*What you have to do*: All lines from the entries below that contain the string "this" should be copied out.
-- -- --
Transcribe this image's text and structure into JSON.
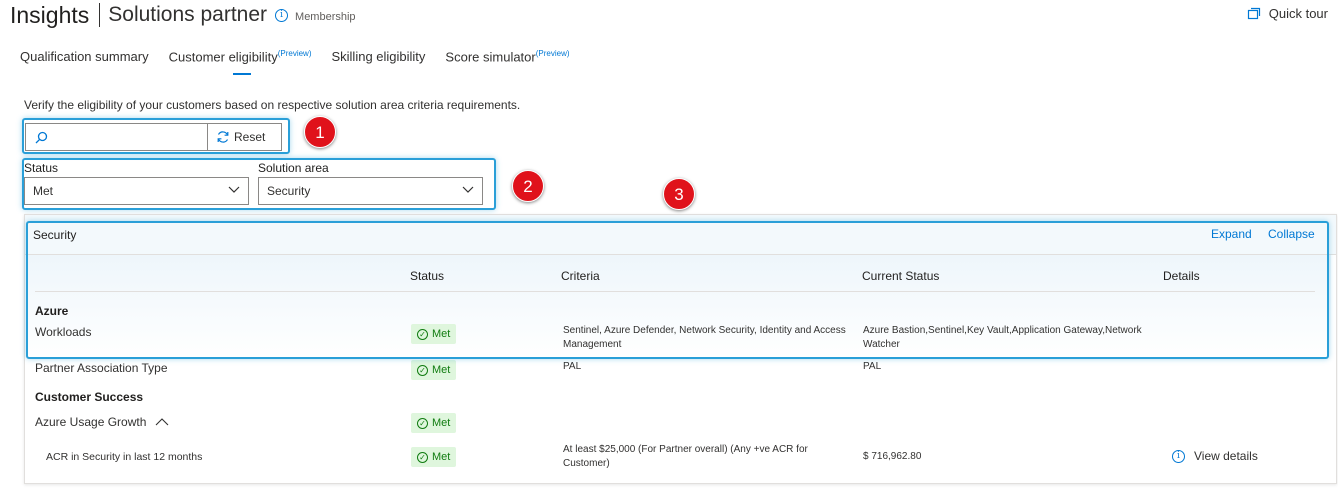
{
  "header": {
    "title": "Insights",
    "subtitle": "Solutions partner",
    "membership": "Membership",
    "quick_tour": "Quick tour"
  },
  "tabs": [
    {
      "label": "Qualification summary",
      "tag": ""
    },
    {
      "label": "Customer eligibility",
      "tag": "(Preview)"
    },
    {
      "label": "Skilling eligibility",
      "tag": ""
    },
    {
      "label": "Score simulator",
      "tag": "(Preview)"
    }
  ],
  "description": "Verify the eligibility of your customers based on respective solution area criteria requirements.",
  "search": {
    "placeholder": "",
    "reset_label": "Reset"
  },
  "filters": {
    "status_label": "Status",
    "status_value": "Met",
    "solution_label": "Solution area",
    "solution_value": "Security"
  },
  "callouts": [
    "1",
    "2",
    "3"
  ],
  "panel": {
    "title": "Security",
    "expand": "Expand",
    "collapse": "Collapse",
    "columns": [
      "Status",
      "Criteria",
      "Current Status",
      "Details"
    ],
    "groups": [
      {
        "name": "Azure",
        "rows": [
          {
            "label": "Workloads",
            "status": "Met",
            "criteria": "Sentinel, Azure Defender, Network Security, Identity and Access Management",
            "current": "Azure Bastion,Sentinel,Key Vault,Application Gateway,Network Watcher",
            "details": ""
          },
          {
            "label": "Partner Association Type",
            "status": "Met",
            "criteria": "PAL",
            "current": "PAL",
            "details": ""
          }
        ]
      },
      {
        "name": "Customer Success",
        "rows": [
          {
            "label": "Azure Usage Growth",
            "status": "Met",
            "criteria": "",
            "current": "",
            "details": ""
          },
          {
            "label": "ACR in Security in last 12 months",
            "status": "Met",
            "criteria": "At least $25,000 (For Partner overall) (Any +ve ACR for Customer)",
            "current": "$ 716,962.80",
            "details": "View details"
          }
        ]
      }
    ]
  },
  "colors": {
    "accent": "#0078d4",
    "met_bg": "#dff6dd",
    "met_text": "#107c10",
    "callout": "#e0121b",
    "highlight": "#2a9fd8"
  }
}
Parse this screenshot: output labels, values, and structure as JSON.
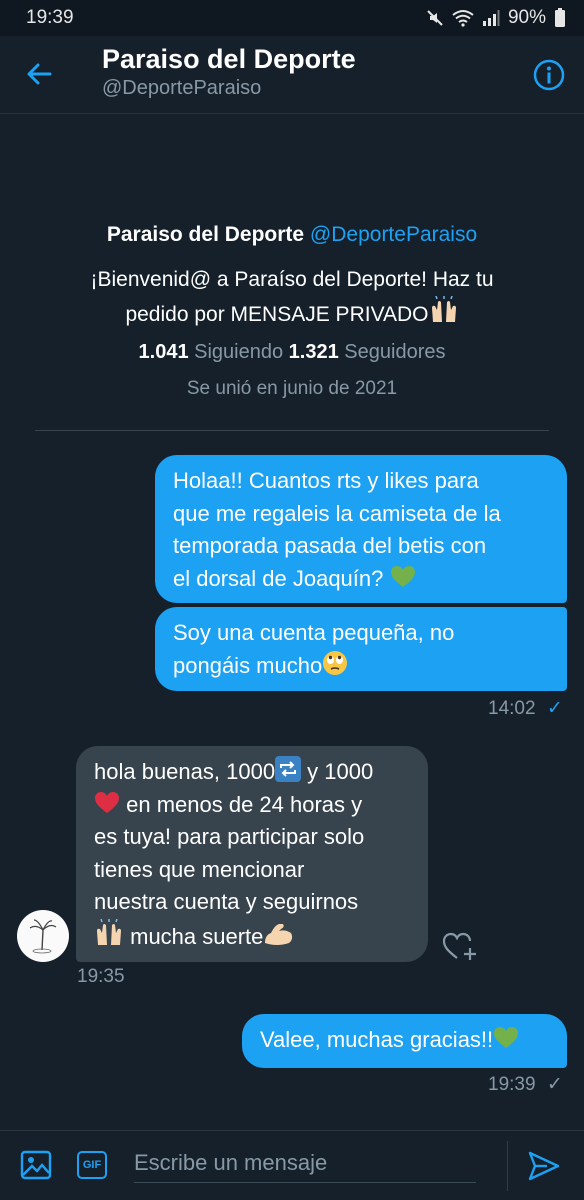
{
  "status_bar": {
    "time": "19:39",
    "battery": "90%"
  },
  "header": {
    "title": "Paraiso del Deporte",
    "handle": "@DeporteParaiso"
  },
  "profile": {
    "name": "Paraiso del Deporte",
    "handle": "@DeporteParaiso",
    "bio_line1": "¡Bienvenid@ a Paraíso del Deporte! Haz tu",
    "bio_line2": "pedido por MENSAJE PRIVADO",
    "following_count": "1.041",
    "following_label": "Siguiendo",
    "followers_count": "1.321",
    "followers_label": "Seguidores",
    "joined": "Se unió en junio de 2021"
  },
  "messages": {
    "m1_lines": [
      "Holaa!! Cuantos rts y likes para",
      "que me regaleis la camiseta de la",
      "temporada pasada del betis con",
      "el dorsal de Joaquín? "
    ],
    "m2_lines": [
      "Soy una cuenta pequeña, no",
      "pongáis mucho"
    ],
    "m2_time": "14:02",
    "m3_lines": [
      "hola buenas, 1000",
      " y 1000",
      " en menos de 24 horas y",
      "es tuya! para participar solo",
      "tienes que mencionar",
      "nuestra cuenta y seguirnos",
      " mucha suerte"
    ],
    "m3_time": "19:35",
    "m4_text": "Valee, muchas gracias!!",
    "m4_time": "19:39"
  },
  "composer": {
    "gif_label": "GIF",
    "placeholder": "Escribe un mensaje"
  },
  "colors": {
    "background": "#15202b",
    "accent": "#1da1f2",
    "incoming_bubble": "#38444d",
    "muted_text": "#8899a6"
  },
  "icons": [
    "back-arrow-icon",
    "info-icon",
    "raising-hands-icon",
    "green-heart-icon",
    "rolling-eyes-icon",
    "repeat-icon",
    "red-heart-icon",
    "flexed-biceps-icon",
    "heart-plus-icon",
    "image-icon",
    "send-icon",
    "check-icon"
  ]
}
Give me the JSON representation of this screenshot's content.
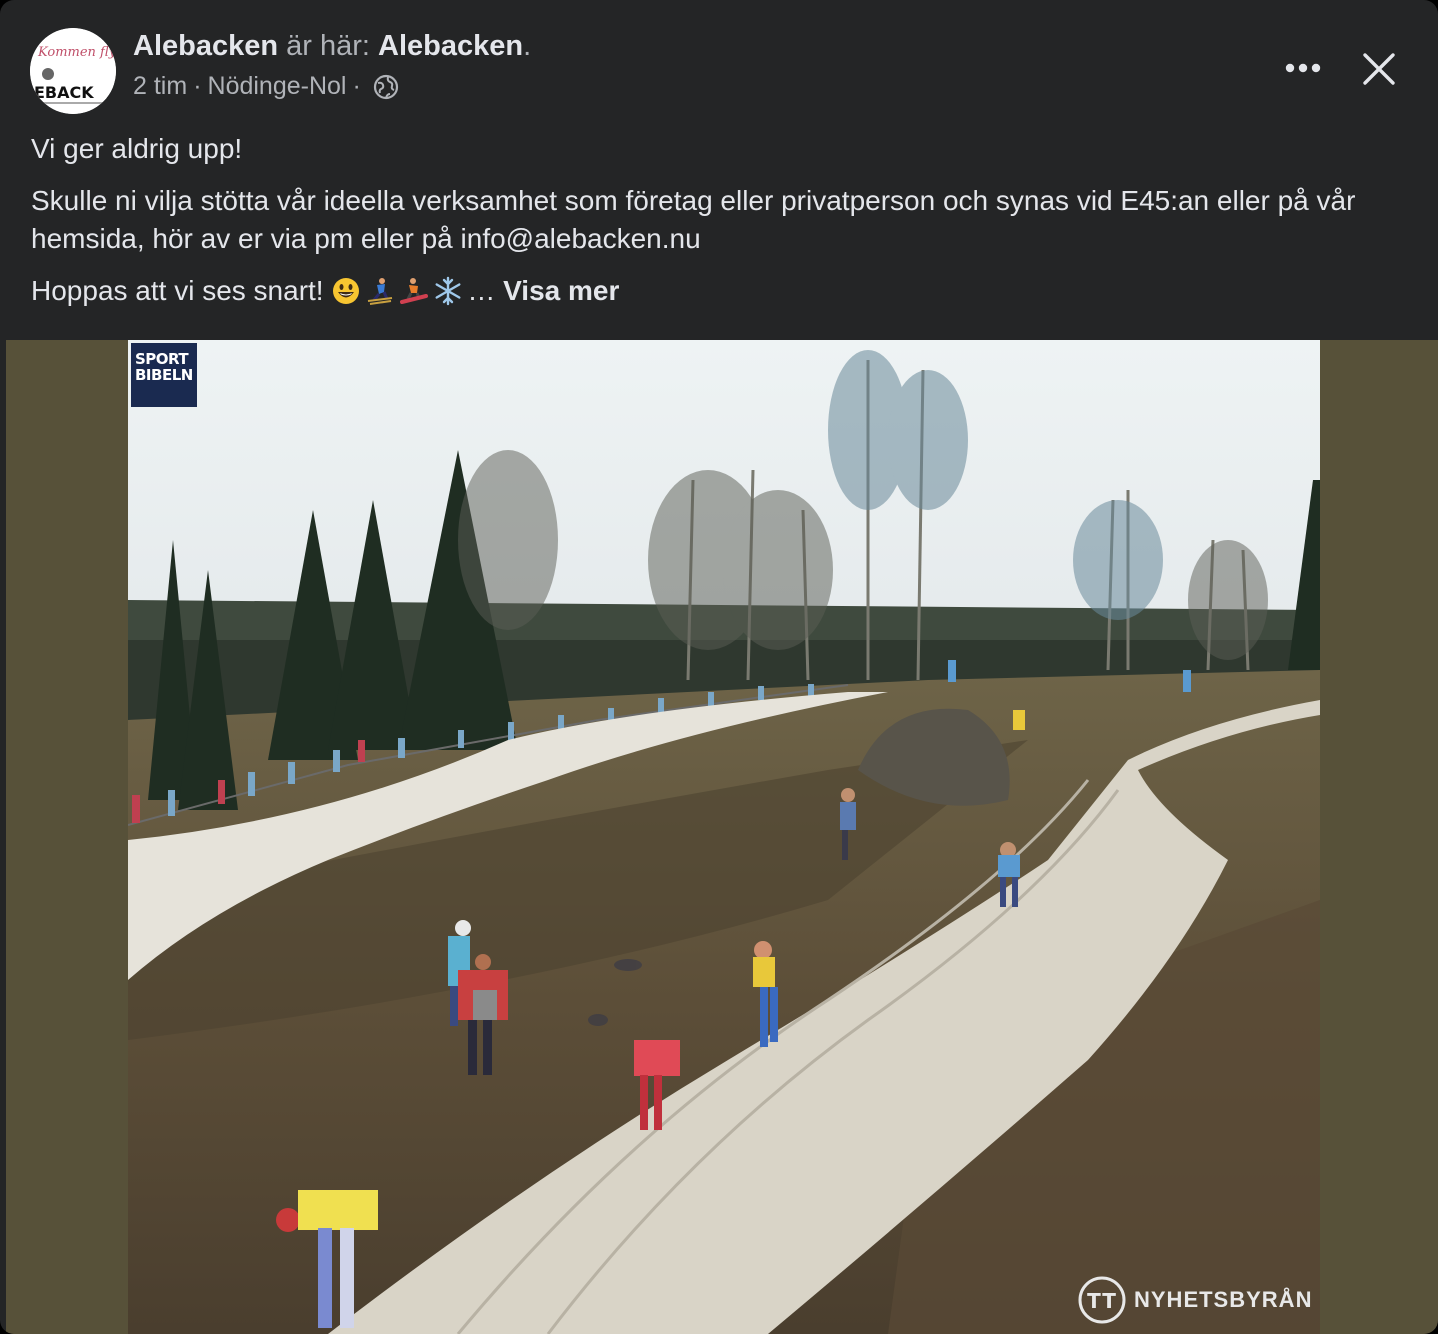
{
  "post": {
    "author": "Alebacken",
    "is_at": "är här:",
    "place": "Alebacken",
    "place_suffix": ".",
    "time": "2 tim",
    "dot1": "·",
    "location": "Nödinge-Nol",
    "dot2": "·",
    "privacy_icon": "globe-icon",
    "paragraphs": {
      "p1": "Vi ger aldrig upp!",
      "p2": "Skulle ni vilja stötta vår ideella verksamhet som företag eller privatperson och synas vid E45:an eller på vår hemsida, hör av er via pm eller på info@alebacken.nu",
      "p3": "Hoppas att vi ses snart!",
      "ellipsis": "…",
      "see_more": "Visa mer"
    },
    "emojis": [
      "grinning-face",
      "skier",
      "snowboarder",
      "snowflake"
    ]
  },
  "avatar": {
    "script_text": "Kommen fly",
    "logo_text": "EBACK"
  },
  "header_actions": {
    "more_icon": "more-horizontal-icon",
    "close_icon": "close-icon"
  },
  "photo": {
    "watermark_top": {
      "line1": "SPORT",
      "line2": "BIBELN"
    },
    "watermark_bottom": "NYHETSBYRÅN",
    "watermark_logo": "TT"
  },
  "colors": {
    "background": "#242526",
    "text_primary": "#e4e6eb",
    "text_secondary": "#b0b3b8",
    "media_letterbox": "#575139"
  }
}
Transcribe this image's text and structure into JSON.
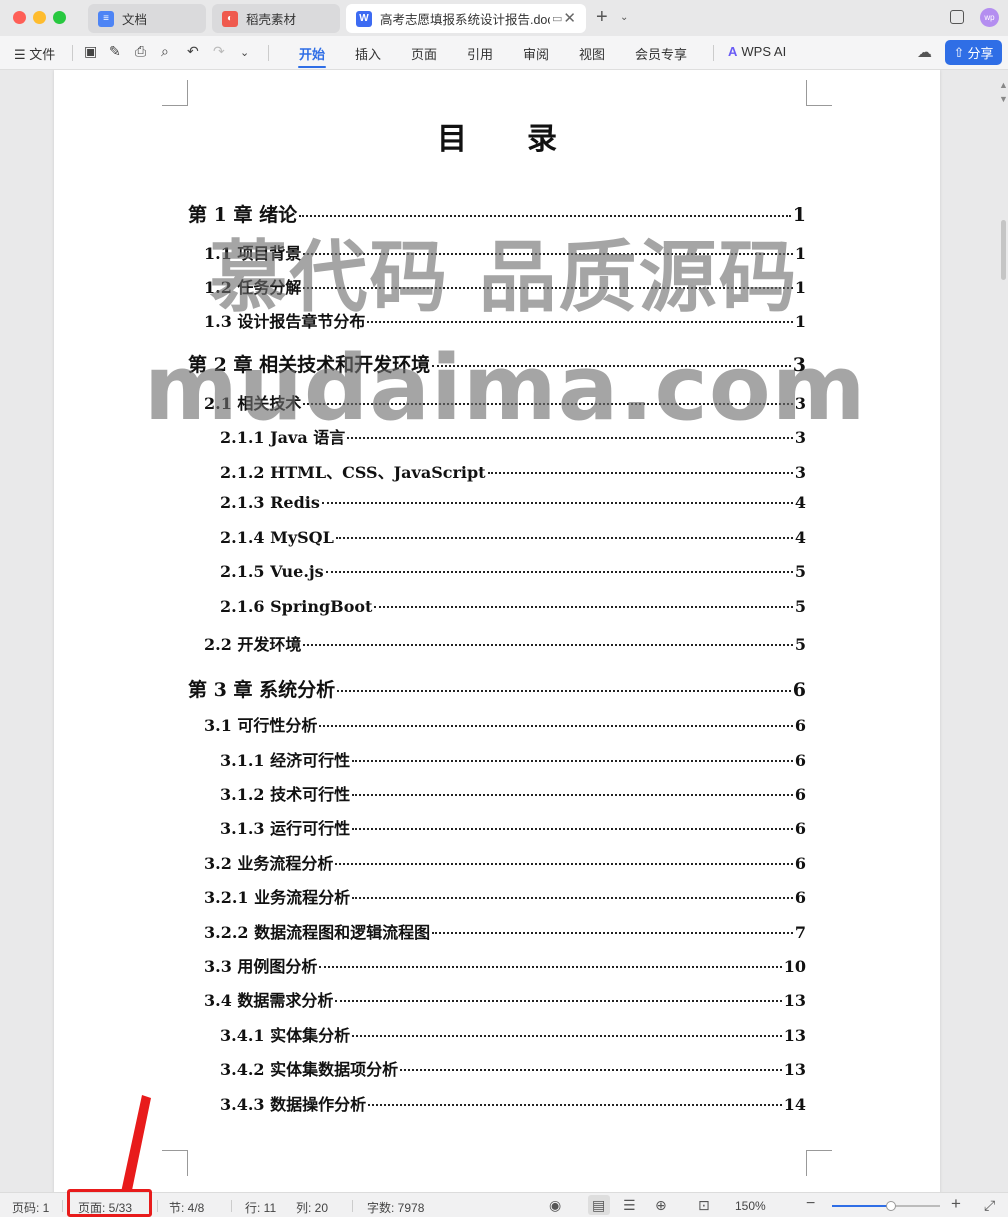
{
  "tabs": [
    {
      "label": "文档",
      "icon": "doc-icon"
    },
    {
      "label": "稻壳素材",
      "icon": "daoke-icon"
    },
    {
      "label": "高考志愿填报系统设计报告.docx",
      "icon": "word-icon"
    }
  ],
  "toolbar": {
    "file_label": "文件",
    "ribbon_tabs": [
      "开始",
      "插入",
      "页面",
      "引用",
      "审阅",
      "视图",
      "会员专享"
    ],
    "ai_label": "WPS AI",
    "share_label": "分享"
  },
  "document": {
    "title": "目录",
    "toc": [
      {
        "label": "第 1 章  绪论",
        "page": "1",
        "level": 1
      },
      {
        "label": "1.1  项目背景",
        "page": "1",
        "level": 2
      },
      {
        "label": "1.2  任务分解",
        "page": "1",
        "level": 2
      },
      {
        "label": "1.3  设计报告章节分布",
        "page": "1",
        "level": 2
      },
      {
        "label": "第 2 章  相关技术和开发环境",
        "page": "3",
        "level": 1
      },
      {
        "label": "2.1  相关技术",
        "page": "3",
        "level": 2
      },
      {
        "label": "2.1.1 Java 语言",
        "page": "3",
        "level": 3
      },
      {
        "label": "2.1.2 HTML、CSS、JavaScript",
        "page": "3",
        "level": 3
      },
      {
        "label": "2.1.3 Redis",
        "page": "4",
        "level": 3
      },
      {
        "label": "2.1.4 MySQL",
        "page": "4",
        "level": 3
      },
      {
        "label": "2.1.5 Vue.js",
        "page": "5",
        "level": 3
      },
      {
        "label": "2.1.6 SpringBoot",
        "page": "5",
        "level": 3
      },
      {
        "label": "2.2  开发环境",
        "page": "5",
        "level": 2
      },
      {
        "label": "第 3 章  系统分析",
        "page": "6",
        "level": 1
      },
      {
        "label": "3.1  可行性分析",
        "page": "6",
        "level": 2
      },
      {
        "label": "3.1.1  经济可行性",
        "page": "6",
        "level": 3
      },
      {
        "label": "3.1.2  技术可行性",
        "page": "6",
        "level": 3
      },
      {
        "label": "3.1.3  运行可行性",
        "page": "6",
        "level": 3
      },
      {
        "label": "3.2  业务流程分析",
        "page": "6",
        "level": 2
      },
      {
        "label": "3.2.1  业务流程分析",
        "page": "6",
        "level": 2
      },
      {
        "label": "3.2.2  数据流程图和逻辑流程图",
        "page": "7",
        "level": 2
      },
      {
        "label": "3.3  用例图分析",
        "page": "10",
        "level": 2
      },
      {
        "label": "3.4  数据需求分析",
        "page": "13",
        "level": 2
      },
      {
        "label": "3.4.1  实体集分析",
        "page": "13",
        "level": 3
      },
      {
        "label": "3.4.2  实体集数据项分析",
        "page": "13",
        "level": 3
      },
      {
        "label": "3.4.3  数据操作分析",
        "page": "14",
        "level": 3
      }
    ],
    "watermark_line1": "慕代码 品质源码",
    "watermark_line2": "mudaima.com"
  },
  "statusbar": {
    "page_num": "页码: 1",
    "pages": "页面: 5/33",
    "section": "节: 4/8",
    "row": "行: 11",
    "col": "列: 20",
    "words": "字数: 7978",
    "zoom": "150%",
    "zoom_fraction": 0.55
  },
  "colors": {
    "accent": "#2f6ee6",
    "highlight": "#e81b1b"
  }
}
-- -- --
*Result*:
Transcribe this image's text and structure into JSON.
Parse this screenshot: output labels, values, and structure as JSON.
Give me the JSON representation of this screenshot's content.
Transcribe this image's text and structure into JSON.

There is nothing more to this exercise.